> [Task details]
Each record should be retyped word for word.

> [Task material]
....................

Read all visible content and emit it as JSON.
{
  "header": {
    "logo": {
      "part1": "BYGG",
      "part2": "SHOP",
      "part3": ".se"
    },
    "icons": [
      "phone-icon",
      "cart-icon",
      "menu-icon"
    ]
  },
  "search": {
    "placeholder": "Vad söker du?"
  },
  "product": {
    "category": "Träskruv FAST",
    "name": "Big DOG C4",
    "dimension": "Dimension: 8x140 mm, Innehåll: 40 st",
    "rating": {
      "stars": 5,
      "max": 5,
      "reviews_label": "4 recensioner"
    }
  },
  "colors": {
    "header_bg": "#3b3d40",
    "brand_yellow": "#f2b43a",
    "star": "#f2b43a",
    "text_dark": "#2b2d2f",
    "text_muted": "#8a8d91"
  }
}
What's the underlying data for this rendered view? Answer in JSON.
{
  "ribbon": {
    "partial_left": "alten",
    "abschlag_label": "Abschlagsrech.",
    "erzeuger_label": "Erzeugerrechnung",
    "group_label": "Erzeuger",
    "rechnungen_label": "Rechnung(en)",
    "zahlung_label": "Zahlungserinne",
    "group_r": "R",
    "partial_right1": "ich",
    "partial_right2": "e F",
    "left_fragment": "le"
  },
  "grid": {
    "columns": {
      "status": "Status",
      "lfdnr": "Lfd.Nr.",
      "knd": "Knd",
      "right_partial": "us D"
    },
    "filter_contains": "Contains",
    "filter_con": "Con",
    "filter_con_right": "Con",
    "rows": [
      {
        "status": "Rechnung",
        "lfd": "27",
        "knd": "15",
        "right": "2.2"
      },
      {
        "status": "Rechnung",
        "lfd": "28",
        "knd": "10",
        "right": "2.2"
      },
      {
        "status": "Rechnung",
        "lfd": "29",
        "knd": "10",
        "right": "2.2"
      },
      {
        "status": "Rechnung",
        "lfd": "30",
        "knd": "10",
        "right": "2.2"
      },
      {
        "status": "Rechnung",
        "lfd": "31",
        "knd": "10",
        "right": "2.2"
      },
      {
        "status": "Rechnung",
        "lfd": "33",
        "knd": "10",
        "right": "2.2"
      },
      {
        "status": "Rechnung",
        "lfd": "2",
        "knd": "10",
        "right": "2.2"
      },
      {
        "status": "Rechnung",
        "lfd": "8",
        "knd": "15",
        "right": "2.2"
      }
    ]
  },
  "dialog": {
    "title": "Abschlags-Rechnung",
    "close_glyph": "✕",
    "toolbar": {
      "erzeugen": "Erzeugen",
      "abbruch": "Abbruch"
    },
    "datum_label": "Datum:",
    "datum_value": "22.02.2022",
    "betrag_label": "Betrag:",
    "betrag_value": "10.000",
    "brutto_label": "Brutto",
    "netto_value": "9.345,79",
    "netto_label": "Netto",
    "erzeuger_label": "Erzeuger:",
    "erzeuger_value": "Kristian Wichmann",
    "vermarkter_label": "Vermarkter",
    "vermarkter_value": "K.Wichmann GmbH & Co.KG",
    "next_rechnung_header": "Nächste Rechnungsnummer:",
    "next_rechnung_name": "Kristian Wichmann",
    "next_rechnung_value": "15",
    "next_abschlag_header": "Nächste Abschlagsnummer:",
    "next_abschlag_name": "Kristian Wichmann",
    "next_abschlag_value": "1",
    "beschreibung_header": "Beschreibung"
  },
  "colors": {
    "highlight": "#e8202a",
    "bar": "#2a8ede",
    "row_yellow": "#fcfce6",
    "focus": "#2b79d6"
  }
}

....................

> [Answer below]
Read all visible content and emit it as JSON.
{
  "header": {
    "logo": {
      "part1": "BYGG",
      "part2": "SHOP",
      "part3": ".se"
    },
    "icons": [
      "phone-icon",
      "cart-icon",
      "menu-icon"
    ]
  },
  "search": {
    "placeholder": "Vad söker du?"
  },
  "product": {
    "category": "Träskruv FAST",
    "name": "Big DOG C4",
    "dimension": "Dimension: 8x140 mm, Innehåll: 40 st",
    "rating": {
      "stars": 5,
      "max": 5,
      "reviews_label": "4 recensioner"
    }
  },
  "colors": {
    "header_bg": "#3b3d40",
    "brand_yellow": "#f2b43a",
    "star": "#f2b43a",
    "text_dark": "#2b2d2f",
    "text_muted": "#8a8d91"
  }
}
What's the underlying data for this rendered view? Answer in JSON.
{
  "ribbon": {
    "partial_left": "alten",
    "abschlag_label": "Abschlagsrech.",
    "erzeuger_label": "Erzeugerrechnung",
    "group_label": "Erzeuger",
    "rechnungen_label": "Rechnung(en)",
    "zahlung_label": "Zahlungserinne",
    "group_r": "R",
    "partial_right1": "ich",
    "partial_right2": "e F",
    "left_fragment": "le"
  },
  "grid": {
    "columns": {
      "status": "Status",
      "lfdnr": "Lfd.Nr.",
      "knd": "Knd",
      "right_partial": "us D"
    },
    "filter_contains": "Contains",
    "filter_con": "Con",
    "filter_con_right": "Con",
    "rows": [
      {
        "status": "Rechnung",
        "lfd": "27",
        "knd": "15",
        "right": "2.2"
      },
      {
        "status": "Rechnung",
        "lfd": "28",
        "knd": "10",
        "right": "2.2"
      },
      {
        "status": "Rechnung",
        "lfd": "29",
        "knd": "10",
        "right": "2.2"
      },
      {
        "status": "Rechnung",
        "lfd": "30",
        "knd": "10",
        "right": "2.2"
      },
      {
        "status": "Rechnung",
        "lfd": "31",
        "knd": "10",
        "right": "2.2"
      },
      {
        "status": "Rechnung",
        "lfd": "33",
        "knd": "10",
        "right": "2.2"
      },
      {
        "status": "Rechnung",
        "lfd": "2",
        "knd": "10",
        "right": "2.2"
      },
      {
        "status": "Rechnung",
        "lfd": "8",
        "knd": "15",
        "right": "2.2"
      }
    ]
  },
  "dialog": {
    "title": "Abschlags-Rechnung",
    "close_glyph": "✕",
    "toolbar": {
      "erzeugen": "Erzeugen",
      "abbruch": "Abbruch"
    },
    "datum_label": "Datum:",
    "datum_value": "22.02.2022",
    "betrag_label": "Betrag:",
    "betrag_value": "10.000",
    "brutto_label": "Brutto",
    "netto_value": "9.345,79",
    "netto_label": "Netto",
    "erzeuger_label": "Erzeuger:",
    "erzeuger_value": "Kristian Wichmann",
    "vermarkter_label": "Vermarkter",
    "vermarkter_value": "K.Wichmann GmbH & Co.KG",
    "next_rechnung_header": "Nächste Rechnungsnummer:",
    "next_rechnung_name": "Kristian Wichmann",
    "next_rechnung_value": "15",
    "next_abschlag_header": "Nächste Abschlagsnummer:",
    "next_abschlag_name": "Kristian Wichmann",
    "next_abschlag_value": "1",
    "beschreibung_header": "Beschreibung"
  },
  "colors": {
    "highlight": "#e8202a",
    "bar": "#2a8ede",
    "row_yellow": "#fcfce6",
    "focus": "#2b79d6"
  }
}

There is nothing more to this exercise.